Dissecting the role of hypoxia-inducible factor 1 (HIF-1) in JAK2V617F-positive myeloproliferative neoplasms (MPN)
- Untersuchung der Rolle von Hypoxia-Inducible Factor 1 (HIF-1) in JAK2V617F-positiven myeloproliferativen Neoplasien (MPN)
Baumeister, Julian; Wagner, Wolfgang (Thesis advisor); Koschmieder, Steffen (Thesis advisor)
Dissertation / PhD Thesis
Dissertation, RWTH Aachen University, 2020

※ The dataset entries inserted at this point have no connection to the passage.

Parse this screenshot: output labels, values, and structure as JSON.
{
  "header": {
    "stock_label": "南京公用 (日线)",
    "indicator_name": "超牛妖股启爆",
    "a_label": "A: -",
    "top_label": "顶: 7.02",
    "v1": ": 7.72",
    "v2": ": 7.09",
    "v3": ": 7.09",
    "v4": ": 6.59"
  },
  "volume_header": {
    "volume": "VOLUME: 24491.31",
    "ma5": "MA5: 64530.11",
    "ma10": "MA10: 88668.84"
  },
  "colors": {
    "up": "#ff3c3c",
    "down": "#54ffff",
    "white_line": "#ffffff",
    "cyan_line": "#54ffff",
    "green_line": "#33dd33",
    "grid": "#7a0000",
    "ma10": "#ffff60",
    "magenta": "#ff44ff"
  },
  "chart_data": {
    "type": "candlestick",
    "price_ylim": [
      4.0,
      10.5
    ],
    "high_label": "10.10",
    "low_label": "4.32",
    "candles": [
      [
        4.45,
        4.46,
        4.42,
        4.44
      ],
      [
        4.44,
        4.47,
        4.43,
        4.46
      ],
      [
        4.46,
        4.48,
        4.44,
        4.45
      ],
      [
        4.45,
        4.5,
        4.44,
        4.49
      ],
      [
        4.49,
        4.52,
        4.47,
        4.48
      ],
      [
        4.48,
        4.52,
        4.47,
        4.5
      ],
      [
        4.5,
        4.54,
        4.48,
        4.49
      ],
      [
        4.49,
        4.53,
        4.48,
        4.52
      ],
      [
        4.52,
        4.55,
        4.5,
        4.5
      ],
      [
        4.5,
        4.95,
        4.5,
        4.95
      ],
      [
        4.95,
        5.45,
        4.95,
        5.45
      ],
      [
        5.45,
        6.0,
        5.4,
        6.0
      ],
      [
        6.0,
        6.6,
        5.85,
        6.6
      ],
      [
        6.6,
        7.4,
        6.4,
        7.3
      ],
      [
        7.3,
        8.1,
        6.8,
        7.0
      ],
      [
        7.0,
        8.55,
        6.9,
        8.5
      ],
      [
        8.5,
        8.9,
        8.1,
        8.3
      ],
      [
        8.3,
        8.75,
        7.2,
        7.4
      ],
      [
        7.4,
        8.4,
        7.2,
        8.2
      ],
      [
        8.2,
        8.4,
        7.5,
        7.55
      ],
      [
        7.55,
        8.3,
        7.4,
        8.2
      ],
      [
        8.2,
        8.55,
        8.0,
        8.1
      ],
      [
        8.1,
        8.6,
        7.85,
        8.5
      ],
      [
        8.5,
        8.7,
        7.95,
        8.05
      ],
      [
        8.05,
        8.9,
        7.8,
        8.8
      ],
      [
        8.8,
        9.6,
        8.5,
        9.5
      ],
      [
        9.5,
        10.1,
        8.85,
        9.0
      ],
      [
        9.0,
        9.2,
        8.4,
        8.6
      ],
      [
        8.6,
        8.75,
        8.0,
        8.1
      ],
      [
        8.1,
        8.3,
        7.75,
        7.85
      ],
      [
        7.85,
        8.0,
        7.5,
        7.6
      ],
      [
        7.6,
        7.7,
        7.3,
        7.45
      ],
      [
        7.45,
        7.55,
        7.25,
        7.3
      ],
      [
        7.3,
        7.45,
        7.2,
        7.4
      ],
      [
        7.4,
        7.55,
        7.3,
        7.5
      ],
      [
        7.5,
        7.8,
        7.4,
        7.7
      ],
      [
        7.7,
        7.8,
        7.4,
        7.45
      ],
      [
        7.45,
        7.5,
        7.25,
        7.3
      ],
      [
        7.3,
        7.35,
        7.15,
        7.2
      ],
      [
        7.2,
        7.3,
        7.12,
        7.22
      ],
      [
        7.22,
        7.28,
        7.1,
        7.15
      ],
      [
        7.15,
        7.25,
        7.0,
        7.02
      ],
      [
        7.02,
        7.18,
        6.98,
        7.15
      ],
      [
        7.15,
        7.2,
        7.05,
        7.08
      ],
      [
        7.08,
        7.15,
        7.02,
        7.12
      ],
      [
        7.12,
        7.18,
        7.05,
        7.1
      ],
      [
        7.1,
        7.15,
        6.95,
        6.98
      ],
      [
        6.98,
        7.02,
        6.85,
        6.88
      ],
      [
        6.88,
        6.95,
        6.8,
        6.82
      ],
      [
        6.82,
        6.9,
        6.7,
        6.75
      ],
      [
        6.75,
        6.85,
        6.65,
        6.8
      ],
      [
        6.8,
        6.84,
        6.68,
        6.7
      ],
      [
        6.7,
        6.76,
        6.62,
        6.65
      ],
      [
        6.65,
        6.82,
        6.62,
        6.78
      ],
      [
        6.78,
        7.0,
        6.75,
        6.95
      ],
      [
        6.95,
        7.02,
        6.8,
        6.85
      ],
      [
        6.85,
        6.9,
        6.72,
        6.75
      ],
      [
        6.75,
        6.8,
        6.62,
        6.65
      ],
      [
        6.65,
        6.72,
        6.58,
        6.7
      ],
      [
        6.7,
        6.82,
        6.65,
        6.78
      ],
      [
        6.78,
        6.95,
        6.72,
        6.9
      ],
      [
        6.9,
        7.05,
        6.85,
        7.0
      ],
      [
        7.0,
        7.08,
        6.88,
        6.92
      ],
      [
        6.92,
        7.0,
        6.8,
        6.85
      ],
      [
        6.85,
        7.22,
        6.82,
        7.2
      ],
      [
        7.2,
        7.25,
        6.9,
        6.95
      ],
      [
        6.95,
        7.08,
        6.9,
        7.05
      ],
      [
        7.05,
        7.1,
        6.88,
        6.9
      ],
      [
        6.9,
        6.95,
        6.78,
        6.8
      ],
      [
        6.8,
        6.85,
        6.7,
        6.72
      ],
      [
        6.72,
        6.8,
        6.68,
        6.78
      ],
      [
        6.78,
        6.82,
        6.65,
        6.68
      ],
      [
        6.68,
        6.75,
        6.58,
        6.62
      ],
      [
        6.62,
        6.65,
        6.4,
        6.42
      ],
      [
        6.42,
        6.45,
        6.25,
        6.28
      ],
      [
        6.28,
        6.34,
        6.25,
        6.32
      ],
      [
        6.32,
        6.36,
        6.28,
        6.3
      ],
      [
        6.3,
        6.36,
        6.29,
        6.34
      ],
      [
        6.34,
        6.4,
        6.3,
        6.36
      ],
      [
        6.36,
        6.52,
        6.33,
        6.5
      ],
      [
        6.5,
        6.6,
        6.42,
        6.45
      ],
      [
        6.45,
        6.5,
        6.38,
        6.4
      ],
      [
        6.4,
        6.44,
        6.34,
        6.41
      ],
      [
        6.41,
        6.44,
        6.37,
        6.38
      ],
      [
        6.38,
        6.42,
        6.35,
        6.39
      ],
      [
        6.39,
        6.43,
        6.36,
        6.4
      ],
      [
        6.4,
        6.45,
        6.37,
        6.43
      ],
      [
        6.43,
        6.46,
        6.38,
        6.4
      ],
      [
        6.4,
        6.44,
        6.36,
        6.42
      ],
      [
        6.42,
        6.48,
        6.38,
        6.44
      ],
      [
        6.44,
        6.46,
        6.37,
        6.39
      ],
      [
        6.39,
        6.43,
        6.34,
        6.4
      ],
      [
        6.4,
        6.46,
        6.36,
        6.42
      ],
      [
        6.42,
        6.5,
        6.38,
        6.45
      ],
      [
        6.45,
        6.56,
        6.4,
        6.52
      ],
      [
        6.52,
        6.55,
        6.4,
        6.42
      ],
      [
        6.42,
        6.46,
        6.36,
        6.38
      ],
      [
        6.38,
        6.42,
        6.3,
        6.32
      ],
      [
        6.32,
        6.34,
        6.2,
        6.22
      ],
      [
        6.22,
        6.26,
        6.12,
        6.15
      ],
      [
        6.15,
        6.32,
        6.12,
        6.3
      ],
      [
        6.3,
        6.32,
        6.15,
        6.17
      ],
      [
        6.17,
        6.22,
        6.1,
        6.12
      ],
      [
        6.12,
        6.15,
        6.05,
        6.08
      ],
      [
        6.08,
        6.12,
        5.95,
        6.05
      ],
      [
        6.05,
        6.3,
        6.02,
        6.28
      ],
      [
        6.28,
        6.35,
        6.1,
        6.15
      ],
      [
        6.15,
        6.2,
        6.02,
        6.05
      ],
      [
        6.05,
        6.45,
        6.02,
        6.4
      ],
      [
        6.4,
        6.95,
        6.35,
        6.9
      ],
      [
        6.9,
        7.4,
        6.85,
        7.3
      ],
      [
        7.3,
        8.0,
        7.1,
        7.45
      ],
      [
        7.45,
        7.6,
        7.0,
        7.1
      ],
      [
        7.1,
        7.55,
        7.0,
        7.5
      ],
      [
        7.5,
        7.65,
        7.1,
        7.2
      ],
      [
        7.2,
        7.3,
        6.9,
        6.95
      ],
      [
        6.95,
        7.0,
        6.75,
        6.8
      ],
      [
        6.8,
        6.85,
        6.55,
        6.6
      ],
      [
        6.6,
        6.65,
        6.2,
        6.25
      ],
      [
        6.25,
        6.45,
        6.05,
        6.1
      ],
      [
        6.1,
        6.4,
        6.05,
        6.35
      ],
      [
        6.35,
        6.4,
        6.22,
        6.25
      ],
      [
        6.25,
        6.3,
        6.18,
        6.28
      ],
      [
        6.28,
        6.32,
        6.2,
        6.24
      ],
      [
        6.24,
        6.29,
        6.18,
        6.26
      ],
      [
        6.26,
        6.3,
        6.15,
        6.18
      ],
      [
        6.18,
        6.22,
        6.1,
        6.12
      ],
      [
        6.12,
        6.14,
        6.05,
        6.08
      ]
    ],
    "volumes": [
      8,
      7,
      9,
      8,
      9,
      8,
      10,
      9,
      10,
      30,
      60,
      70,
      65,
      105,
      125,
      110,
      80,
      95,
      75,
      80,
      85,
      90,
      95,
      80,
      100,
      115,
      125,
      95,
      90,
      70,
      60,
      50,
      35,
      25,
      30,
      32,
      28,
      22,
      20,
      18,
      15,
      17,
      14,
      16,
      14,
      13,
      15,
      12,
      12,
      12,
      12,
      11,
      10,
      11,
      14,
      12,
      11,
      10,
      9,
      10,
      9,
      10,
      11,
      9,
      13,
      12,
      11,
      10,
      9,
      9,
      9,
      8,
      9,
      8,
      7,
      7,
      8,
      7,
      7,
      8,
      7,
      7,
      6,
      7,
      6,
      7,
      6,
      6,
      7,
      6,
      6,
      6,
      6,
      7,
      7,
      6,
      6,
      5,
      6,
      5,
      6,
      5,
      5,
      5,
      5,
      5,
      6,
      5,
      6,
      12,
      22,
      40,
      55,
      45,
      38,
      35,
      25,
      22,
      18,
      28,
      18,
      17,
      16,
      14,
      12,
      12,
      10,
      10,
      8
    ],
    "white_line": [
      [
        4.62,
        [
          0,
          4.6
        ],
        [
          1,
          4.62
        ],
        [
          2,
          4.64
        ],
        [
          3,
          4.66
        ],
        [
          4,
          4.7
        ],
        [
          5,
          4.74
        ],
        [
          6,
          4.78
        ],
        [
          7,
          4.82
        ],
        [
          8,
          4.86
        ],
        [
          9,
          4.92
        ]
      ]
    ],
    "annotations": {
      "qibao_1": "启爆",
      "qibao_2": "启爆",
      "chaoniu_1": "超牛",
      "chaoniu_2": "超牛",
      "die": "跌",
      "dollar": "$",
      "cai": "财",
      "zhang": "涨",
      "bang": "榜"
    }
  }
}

Classical BCR-ABL-negative myeloproliferative neoplasms (MPN) are a heterogeneous group of hematologic malignancies including polycythemia vera (PV), essential thrombocythemia (ET) and primary myelofibrosis (PMF). The JAK2V617F mutation plays a central role in these disorders and can be found in 90% of PV and approximately 50-60% of ET and PMF. Hypoxia-inducible factor 1 (HIF-1) is a master transcriptional regulator of the response to decreases in cellular oxygen levels, also referred to as hypoxia. Within this thesis, the role of HIF-1 in JAK2V617F-positive MPN was examined. HIF-1α protein levels were significantly elevated in Jak2V617F expressing 32D cells compared to Jak2WT control cells. Pharmacological inhibition of HIF-1 binding to hypoxia response elements (HREs) with echinomycin impaired growth and survival by inducing apoptosis and cell cycle arrest in Jak2V617F transduced 32D cells, but not Jak2WT controls. Attenuation of DNA binding was verified by chromatin immunoprecipitation experiments. Findings from the pharmacologic intervention were corroborated by shRNA-mediated knockdown (KD) of HIF-1α in JAK2V617F-positive cells upon simultaneous inhibition of HIF-2, which was upregulated in HIF-1α KD cells in a compensatory manner. Echinomycin selectively abrogated growth, survival and clonogenic potential of bone marrow and peripheral blood mononuclear cells from JAK2V617F-positive patients, while cells from healthy donors were unaffected by the treatment. The efficacy was confirmed in JAK2V617F-positive iPS cell-derived progenitors from PV patients, whereas JAK2WT cells were unaffected by the treatment. HIF-1 target genes involved in modulating the energy metabolism to aerobic glycolysis were identified as a possible underlying mechanism, with increased expression of Pdk1, Glut1, Pfkfb3 and others. These findings were substantiated by transcriptome analysis of CD34+ cells from primary MPN patients. Collectively, the findings obtained during this doctoral thesis provide a greater understanding of the role of HIF-1 in JAK2V617F-positive cells and indicate that HIF-1 is a new potential therapeutic target in classical BCR-ABL negative MPN.
- Department of Biology